»»

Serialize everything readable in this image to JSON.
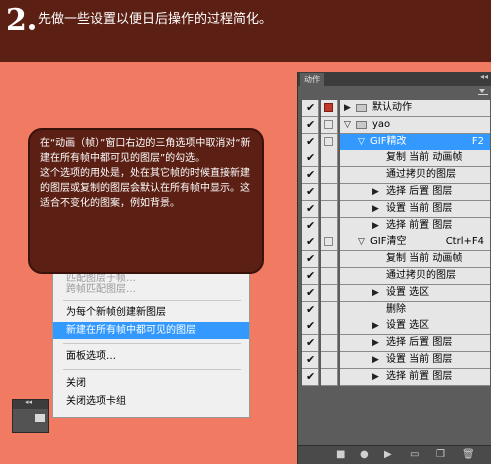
{
  "header": {
    "step_number": "2",
    "step_text": "先做一些设置以便日后操作的过程简化。"
  },
  "callout": {
    "paragraph1": "在“动画（帧）”窗口右边的三角选项中取消对“新建在所有帧中都可见的图层”的勾选。",
    "paragraph2": "这个选项的用处是，处在其它帧的时候直接新建的图层或复制的图层会默认在所有帧中显示。这适合不变化的图案，例如背景。"
  },
  "context_menu": {
    "items": [
      {
        "label": "匹配图层于帧…",
        "disabled": true
      },
      {
        "label": "跨帧匹配图层…",
        "disabled": true
      },
      {
        "label": "为每个新帧创建新图层",
        "disabled": false
      },
      {
        "label": "新建在所有帧中都可见的图层",
        "disabled": false,
        "selected": true
      },
      {
        "label": "面板选项…",
        "disabled": false
      },
      {
        "label": "关闭",
        "disabled": false
      },
      {
        "label": "关闭选项卡组",
        "disabled": false
      }
    ]
  },
  "actions_panel": {
    "tab_label": "动作",
    "collapse_glyph": "◂◂",
    "footer_buttons": [
      "stop-icon",
      "record-icon",
      "play-icon",
      "new-set-icon",
      "new-action-icon",
      "delete-icon"
    ],
    "rows": [
      {
        "type": "set",
        "label": "默认动作",
        "expanded": false,
        "checked": true
      },
      {
        "type": "set",
        "label": "yao",
        "expanded": true,
        "checked": true
      },
      {
        "type": "action",
        "label": "GIF精改",
        "shortcut": "F2",
        "expanded": true,
        "checked": true,
        "selected": true
      },
      {
        "type": "step",
        "label": "复制 当前 动画帧",
        "expandable": false,
        "checked": true
      },
      {
        "type": "step",
        "label": "通过拷贝的图层",
        "expandable": false,
        "checked": true
      },
      {
        "type": "step",
        "label": "选择 后置 图层",
        "expandable": true,
        "checked": true
      },
      {
        "type": "step",
        "label": "设置 当前 图层",
        "expandable": true,
        "checked": true
      },
      {
        "type": "step",
        "label": "选择 前置 图层",
        "expandable": true,
        "checked": true
      },
      {
        "type": "action",
        "label": "GIF清空",
        "shortcut": "Ctrl+F4",
        "expanded": true,
        "checked": true,
        "selected": false
      },
      {
        "type": "step",
        "label": "复制 当前 动画帧",
        "expandable": false,
        "checked": true
      },
      {
        "type": "step",
        "label": "通过拷贝的图层",
        "expandable": false,
        "checked": true
      },
      {
        "type": "step",
        "label": "设置 选区",
        "expandable": true,
        "checked": true
      },
      {
        "type": "step",
        "label": "删除",
        "expandable": false,
        "checked": true
      },
      {
        "type": "step",
        "label": "设置 选区",
        "expandable": true,
        "checked": true
      },
      {
        "type": "step",
        "label": "选择 后置 图层",
        "expandable": true,
        "checked": true
      },
      {
        "type": "step",
        "label": "设置 当前 图层",
        "expandable": true,
        "checked": true
      },
      {
        "type": "step",
        "label": "选择 前置 图层",
        "expandable": true,
        "checked": true
      }
    ]
  },
  "mini_panel": {
    "collapse_glyph": "◂◂"
  }
}
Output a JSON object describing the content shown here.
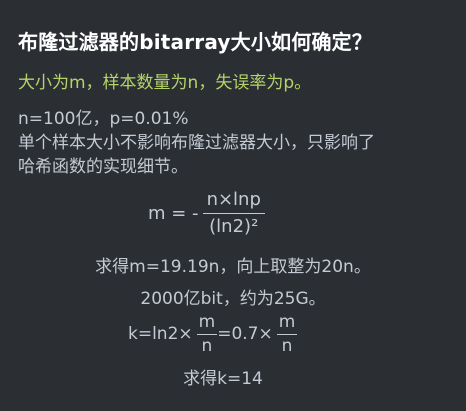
{
  "title": "布隆过滤器的bitarray大小如何确定？",
  "subtitle": "大小为m，样本数量为n，失误率为p。",
  "lines": [
    "n=100亿，p=0.01%",
    "单个样本大小不影响布隆过滤器大小，只影响了",
    "哈希函数的实现细节。"
  ],
  "formula_m": {
    "lhs": "m = -",
    "numerator": "n×lnp",
    "denominator": "(ln2)²"
  },
  "result_m": "求得m=19.19n，向上取整为20n。",
  "result_bits": "2000亿bit，约为25G。",
  "formula_k": {
    "lhs": "k=ln2×",
    "frac1_num": "m",
    "frac1_den": "n",
    "mid": "=0.7×",
    "frac2_num": "m",
    "frac2_den": "n"
  },
  "result_k": "求得k=14"
}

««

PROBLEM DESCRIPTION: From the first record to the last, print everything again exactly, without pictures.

REPLY:
Serialize everything readable in this image to JSON.
{
  "header": {
    "step_number": "2",
    "step_text": "先做一些设置以便日后操作的过程简化。"
  },
  "callout": {
    "paragraph1": "在“动画（帧）”窗口右边的三角选项中取消对“新建在所有帧中都可见的图层”的勾选。",
    "paragraph2": "这个选项的用处是，处在其它帧的时候直接新建的图层或复制的图层会默认在所有帧中显示。这适合不变化的图案，例如背景。"
  },
  "context_menu": {
    "items": [
      {
        "label": "匹配图层于帧…",
        "disabled": true
      },
      {
        "label": "跨帧匹配图层…",
        "disabled": true
      },
      {
        "label": "为每个新帧创建新图层",
        "disabled": false
      },
      {
        "label": "新建在所有帧中都可见的图层",
        "disabled": false,
        "selected": true
      },
      {
        "label": "面板选项…",
        "disabled": false
      },
      {
        "label": "关闭",
        "disabled": false
      },
      {
        "label": "关闭选项卡组",
        "disabled": false
      }
    ]
  },
  "actions_panel": {
    "tab_label": "动作",
    "collapse_glyph": "◂◂",
    "footer_buttons": [
      "stop-icon",
      "record-icon",
      "play-icon",
      "new-set-icon",
      "new-action-icon",
      "delete-icon"
    ],
    "rows": [
      {
        "type": "set",
        "label": "默认动作",
        "expanded": false,
        "checked": true
      },
      {
        "type": "set",
        "label": "yao",
        "expanded": true,
        "checked": true
      },
      {
        "type": "action",
        "label": "GIF精改",
        "shortcut": "F2",
        "expanded": true,
        "checked": true,
        "selected": true
      },
      {
        "type": "step",
        "label": "复制 当前 动画帧",
        "expandable": false,
        "checked": true
      },
      {
        "type": "step",
        "label": "通过拷贝的图层",
        "expandable": false,
        "checked": true
      },
      {
        "type": "step",
        "label": "选择 后置 图层",
        "expandable": true,
        "checked": true
      },
      {
        "type": "step",
        "label": "设置 当前 图层",
        "expandable": true,
        "checked": true
      },
      {
        "type": "step",
        "label": "选择 前置 图层",
        "expandable": true,
        "checked": true
      },
      {
        "type": "action",
        "label": "GIF清空",
        "shortcut": "Ctrl+F4",
        "expanded": true,
        "checked": true,
        "selected": false
      },
      {
        "type": "step",
        "label": "复制 当前 动画帧",
        "expandable": false,
        "checked": true
      },
      {
        "type": "step",
        "label": "通过拷贝的图层",
        "expandable": false,
        "checked": true
      },
      {
        "type": "step",
        "label": "设置 选区",
        "expandable": true,
        "checked": true
      },
      {
        "type": "step",
        "label": "删除",
        "expandable": false,
        "checked": true
      },
      {
        "type": "step",
        "label": "设置 选区",
        "expandable": true,
        "checked": true
      },
      {
        "type": "step",
        "label": "选择 后置 图层",
        "expandable": true,
        "checked": true
      },
      {
        "type": "step",
        "label": "设置 当前 图层",
        "expandable": true,
        "checked": true
      },
      {
        "type": "step",
        "label": "选择 前置 图层",
        "expandable": true,
        "checked": true
      }
    ]
  },
  "mini_panel": {
    "collapse_glyph": "◂◂"
  }
}
Output a JSON object describing the content shown here.
{
  "title": "布隆过滤器的bitarray大小如何确定？",
  "subtitle": "大小为m，样本数量为n，失误率为p。",
  "lines": [
    "n=100亿，p=0.01%",
    "单个样本大小不影响布隆过滤器大小，只影响了",
    "哈希函数的实现细节。"
  ],
  "formula_m": {
    "lhs": "m = -",
    "numerator": "n×lnp",
    "denominator": "(ln2)²"
  },
  "result_m": "求得m=19.19n，向上取整为20n。",
  "result_bits": "2000亿bit，约为25G。",
  "formula_k": {
    "lhs": "k=ln2×",
    "frac1_num": "m",
    "frac1_den": "n",
    "mid": "=0.7×",
    "frac2_num": "m",
    "frac2_den": "n"
  },
  "result_k": "求得k=14"
}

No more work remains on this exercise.